**WHAT YOU ARE ASKED TO DO:**
Restate all of the following data exactly, keeping any images out of the copy.

**Data about app and page elements:**
┄┄┄┄┄┄┄┄┄┄┄┄┄┄┄┄┄┄┄┄
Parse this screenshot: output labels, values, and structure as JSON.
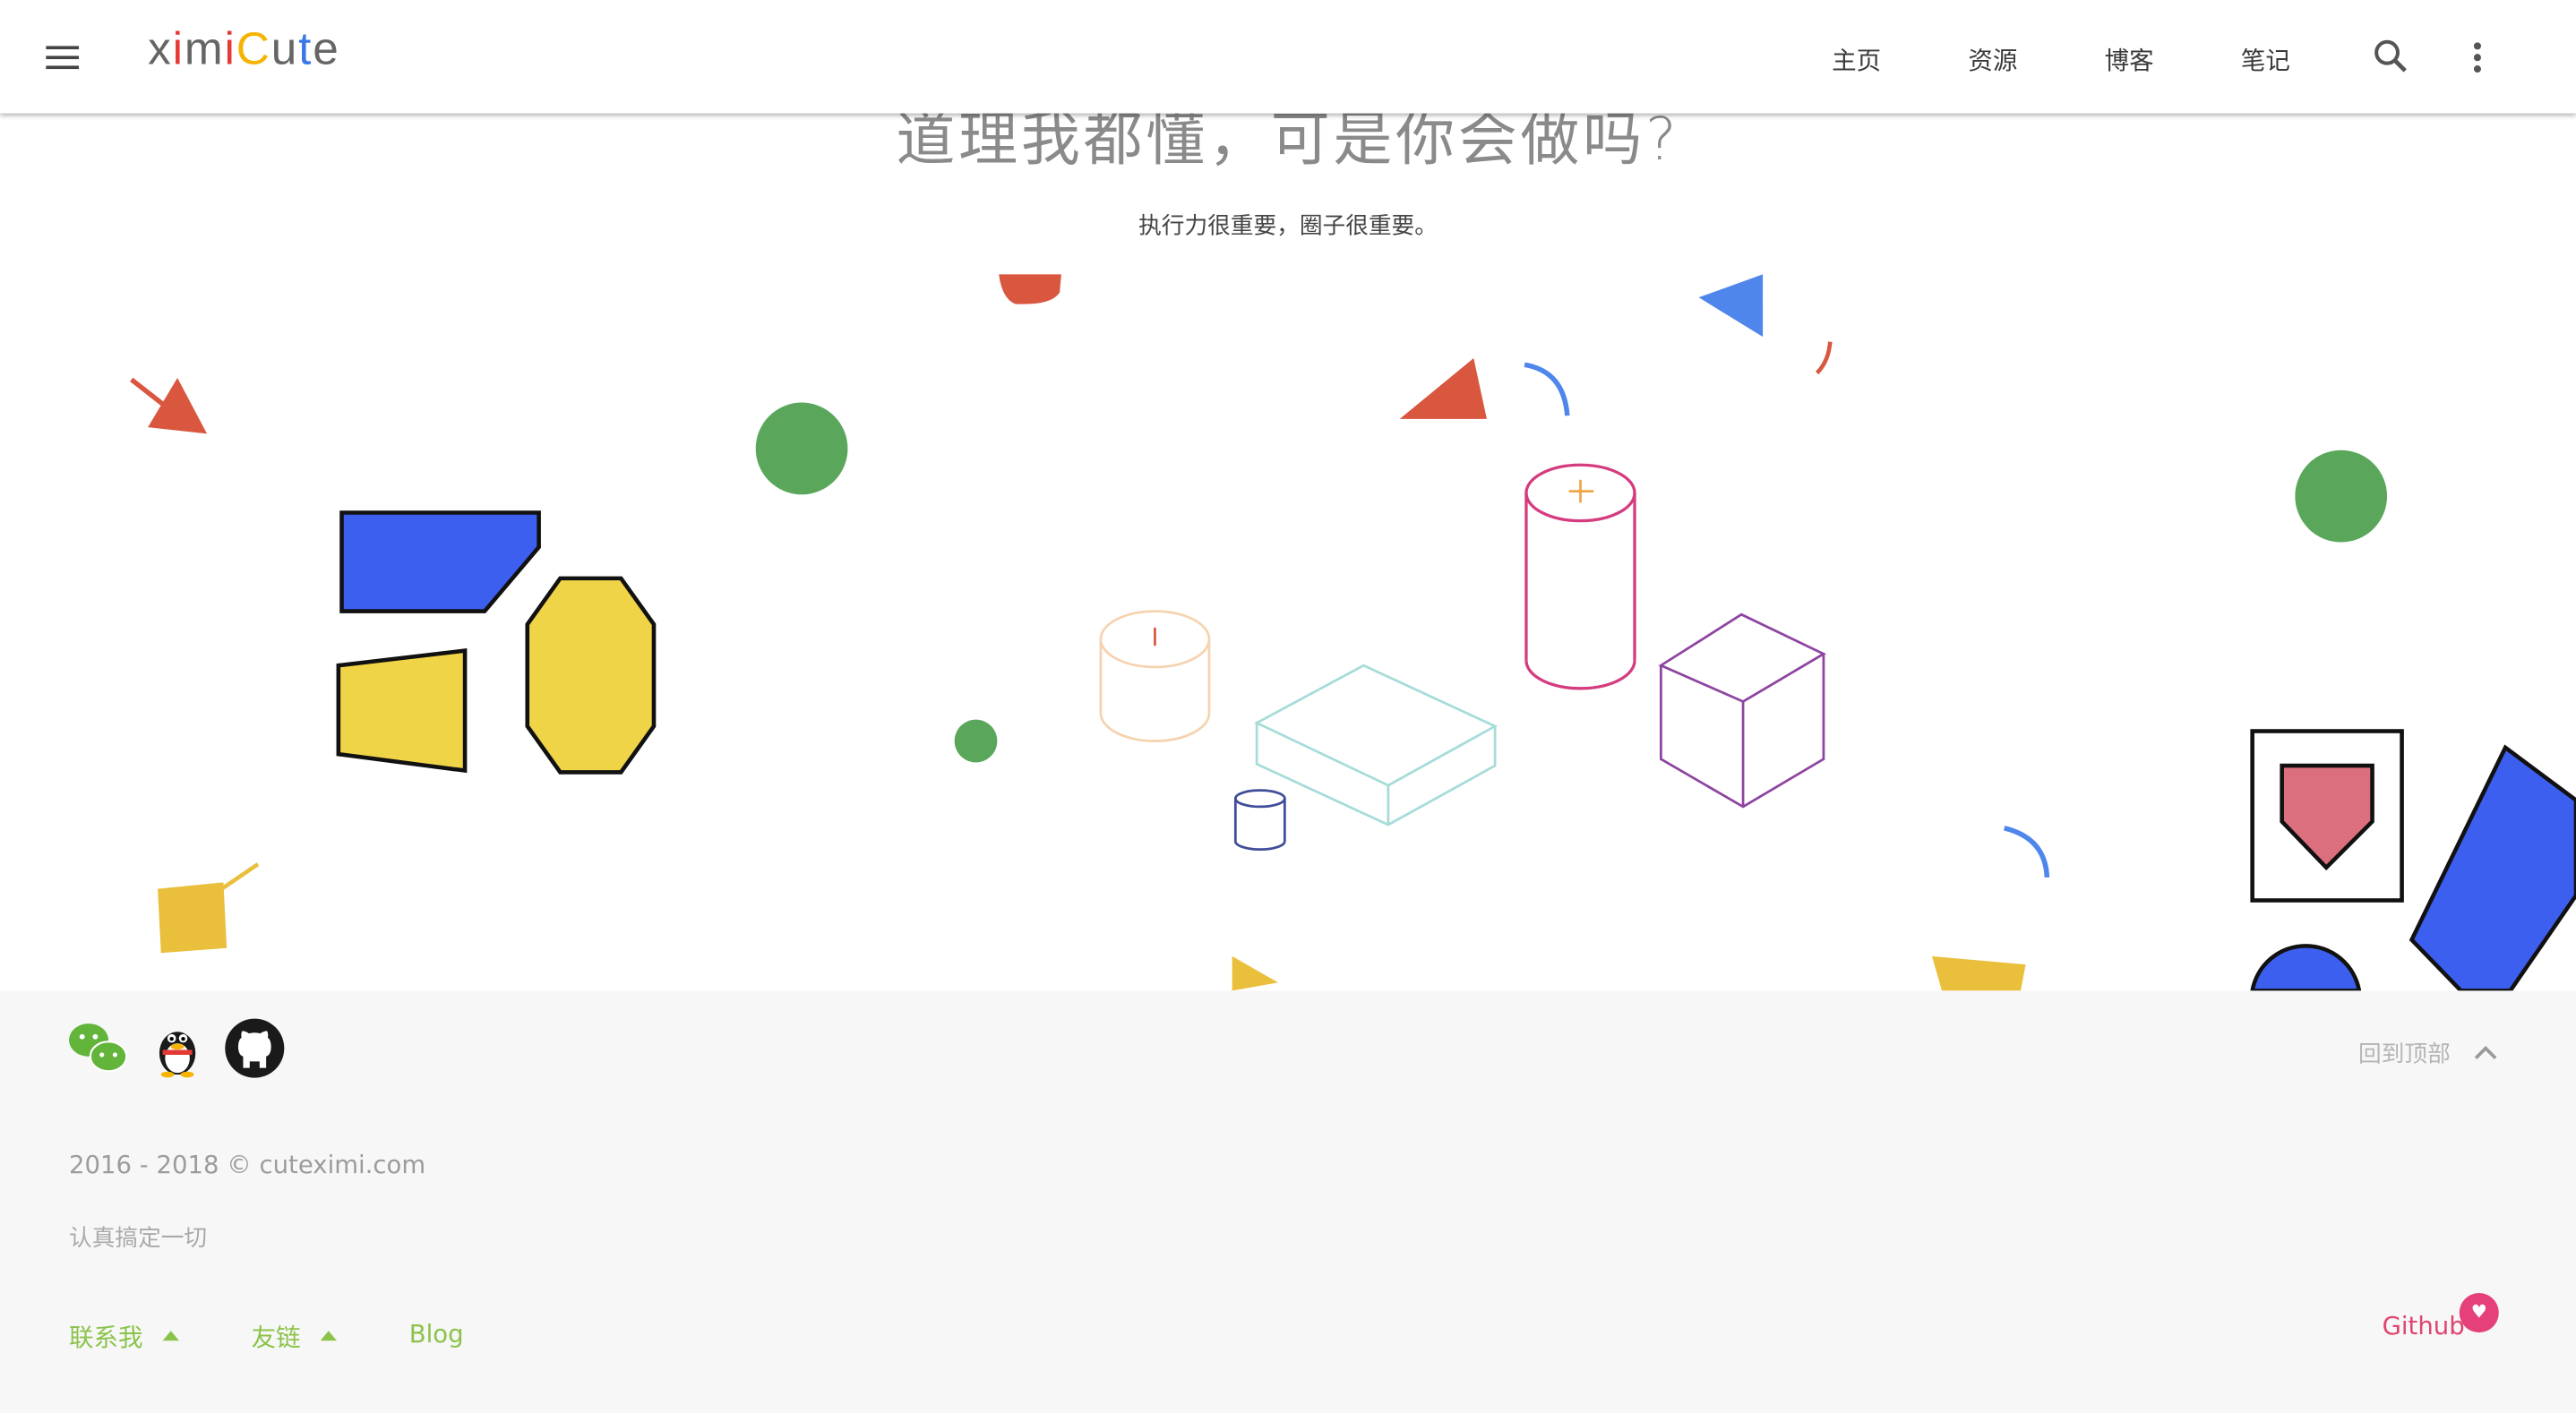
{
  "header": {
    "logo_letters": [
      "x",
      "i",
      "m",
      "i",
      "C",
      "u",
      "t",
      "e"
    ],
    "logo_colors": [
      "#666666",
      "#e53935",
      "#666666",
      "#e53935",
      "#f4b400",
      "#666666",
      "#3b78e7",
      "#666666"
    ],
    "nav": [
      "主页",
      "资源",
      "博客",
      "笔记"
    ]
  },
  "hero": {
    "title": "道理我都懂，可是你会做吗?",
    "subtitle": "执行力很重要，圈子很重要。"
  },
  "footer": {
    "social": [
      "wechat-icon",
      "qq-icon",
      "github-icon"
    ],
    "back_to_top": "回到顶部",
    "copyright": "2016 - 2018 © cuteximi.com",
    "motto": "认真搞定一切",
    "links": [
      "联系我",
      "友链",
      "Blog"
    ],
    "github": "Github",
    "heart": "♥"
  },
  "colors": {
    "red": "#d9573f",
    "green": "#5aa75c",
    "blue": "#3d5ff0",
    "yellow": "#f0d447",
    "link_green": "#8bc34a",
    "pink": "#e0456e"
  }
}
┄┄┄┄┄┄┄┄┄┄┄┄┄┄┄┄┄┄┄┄
**TASK RESULT:**
Parse this screenshot: output labels, values, and structure as JSON.
{
  "header": {
    "logo_letters": [
      "x",
      "i",
      "m",
      "i",
      "C",
      "u",
      "t",
      "e"
    ],
    "logo_colors": [
      "#666666",
      "#e53935",
      "#666666",
      "#e53935",
      "#f4b400",
      "#666666",
      "#3b78e7",
      "#666666"
    ],
    "nav": [
      "主页",
      "资源",
      "博客",
      "笔记"
    ]
  },
  "hero": {
    "title": "道理我都懂，可是你会做吗?",
    "subtitle": "执行力很重要，圈子很重要。"
  },
  "footer": {
    "social": [
      "wechat-icon",
      "qq-icon",
      "github-icon"
    ],
    "back_to_top": "回到顶部",
    "copyright": "2016 - 2018 © cuteximi.com",
    "motto": "认真搞定一切",
    "links": [
      "联系我",
      "友链",
      "Blog"
    ],
    "github": "Github",
    "heart": "♥"
  },
  "colors": {
    "red": "#d9573f",
    "green": "#5aa75c",
    "blue": "#3d5ff0",
    "yellow": "#f0d447",
    "link_green": "#8bc34a",
    "pink": "#e0456e"
  }
}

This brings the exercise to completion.